Work to complete: Leave every picture out, and retype all the remaining records exactly.
= Beginning of Section =
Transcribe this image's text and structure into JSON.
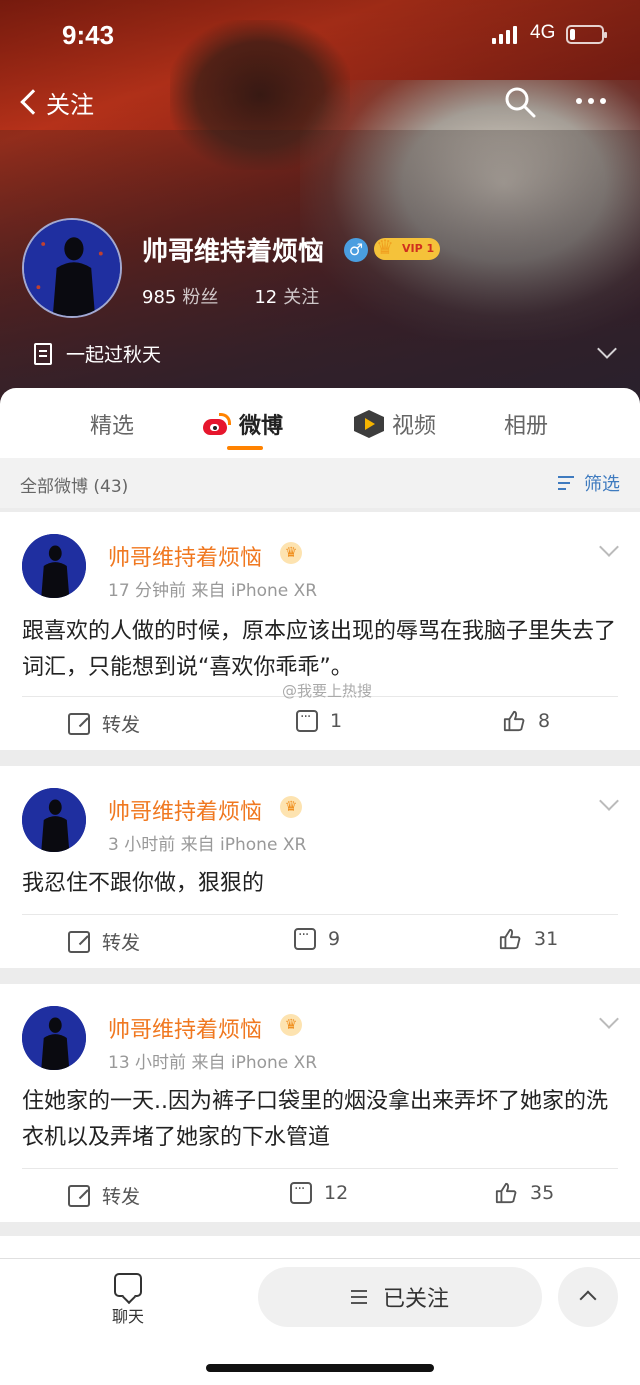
{
  "status_bar": {
    "time": "9:43",
    "network": "4G"
  },
  "nav": {
    "back_label": "关注"
  },
  "profile": {
    "name": "帅哥维持着烦恼",
    "gender_symbol": "♂",
    "vip_label": "VIP 1",
    "followers_count": "985",
    "followers_label": "粉丝",
    "following_count": "12",
    "following_label": "关注",
    "bio": "一起过秋天"
  },
  "tabs": [
    {
      "label": "精选"
    },
    {
      "label": "微博"
    },
    {
      "label": "视频"
    },
    {
      "label": "相册"
    }
  ],
  "filter": {
    "label": "全部微博 (43)",
    "button": "筛选"
  },
  "posts": [
    {
      "author": "帅哥维持着烦恼",
      "meta": "17 分钟前   来自 iPhone XR",
      "text": "跟喜欢的人做的时候，原本应该出现的辱骂在我脑子里失去了词汇，只能想到说“喜欢你乖乖”。",
      "forward_label": "转发",
      "comments": "1",
      "likes": "8"
    },
    {
      "author": "帅哥维持着烦恼",
      "meta": "3 小时前   来自 iPhone XR",
      "text": "我忍住不跟你做，狠狠的",
      "forward_label": "转发",
      "comments": "9",
      "likes": "31"
    },
    {
      "author": "帅哥维持着烦恼",
      "meta": "13 小时前   来自 iPhone XR",
      "text": "住她家的一天..因为裤子口袋里的烟没拿出来弄坏了她家的洗衣机以及弄堵了她家的下水管道",
      "forward_label": "转发",
      "comments": "12",
      "likes": "35"
    }
  ],
  "watermark": "@我要上热搜",
  "bottom_bar": {
    "chat_label": "聊天",
    "follow_label": "已关注"
  },
  "colors": {
    "accent": "#ff8200",
    "name_orange": "#f07820",
    "link_blue": "#3f7bbf"
  }
}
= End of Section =
Task solution:
Transcribe this image's text and structure into JSON.
{
  "status_bar": {
    "time": "9:43",
    "network": "4G"
  },
  "nav": {
    "back_label": "关注"
  },
  "profile": {
    "name": "帅哥维持着烦恼",
    "gender_symbol": "♂",
    "vip_label": "VIP 1",
    "followers_count": "985",
    "followers_label": "粉丝",
    "following_count": "12",
    "following_label": "关注",
    "bio": "一起过秋天"
  },
  "tabs": [
    {
      "label": "精选"
    },
    {
      "label": "微博"
    },
    {
      "label": "视频"
    },
    {
      "label": "相册"
    }
  ],
  "filter": {
    "label": "全部微博 (43)",
    "button": "筛选"
  },
  "posts": [
    {
      "author": "帅哥维持着烦恼",
      "meta": "17 分钟前   来自 iPhone XR",
      "text": "跟喜欢的人做的时候，原本应该出现的辱骂在我脑子里失去了词汇，只能想到说“喜欢你乖乖”。",
      "forward_label": "转发",
      "comments": "1",
      "likes": "8"
    },
    {
      "author": "帅哥维持着烦恼",
      "meta": "3 小时前   来自 iPhone XR",
      "text": "我忍住不跟你做，狠狠的",
      "forward_label": "转发",
      "comments": "9",
      "likes": "31"
    },
    {
      "author": "帅哥维持着烦恼",
      "meta": "13 小时前   来自 iPhone XR",
      "text": "住她家的一天..因为裤子口袋里的烟没拿出来弄坏了她家的洗衣机以及弄堵了她家的下水管道",
      "forward_label": "转发",
      "comments": "12",
      "likes": "35"
    }
  ],
  "watermark": "@我要上热搜",
  "bottom_bar": {
    "chat_label": "聊天",
    "follow_label": "已关注"
  },
  "colors": {
    "accent": "#ff8200",
    "name_orange": "#f07820",
    "link_blue": "#3f7bbf"
  }
}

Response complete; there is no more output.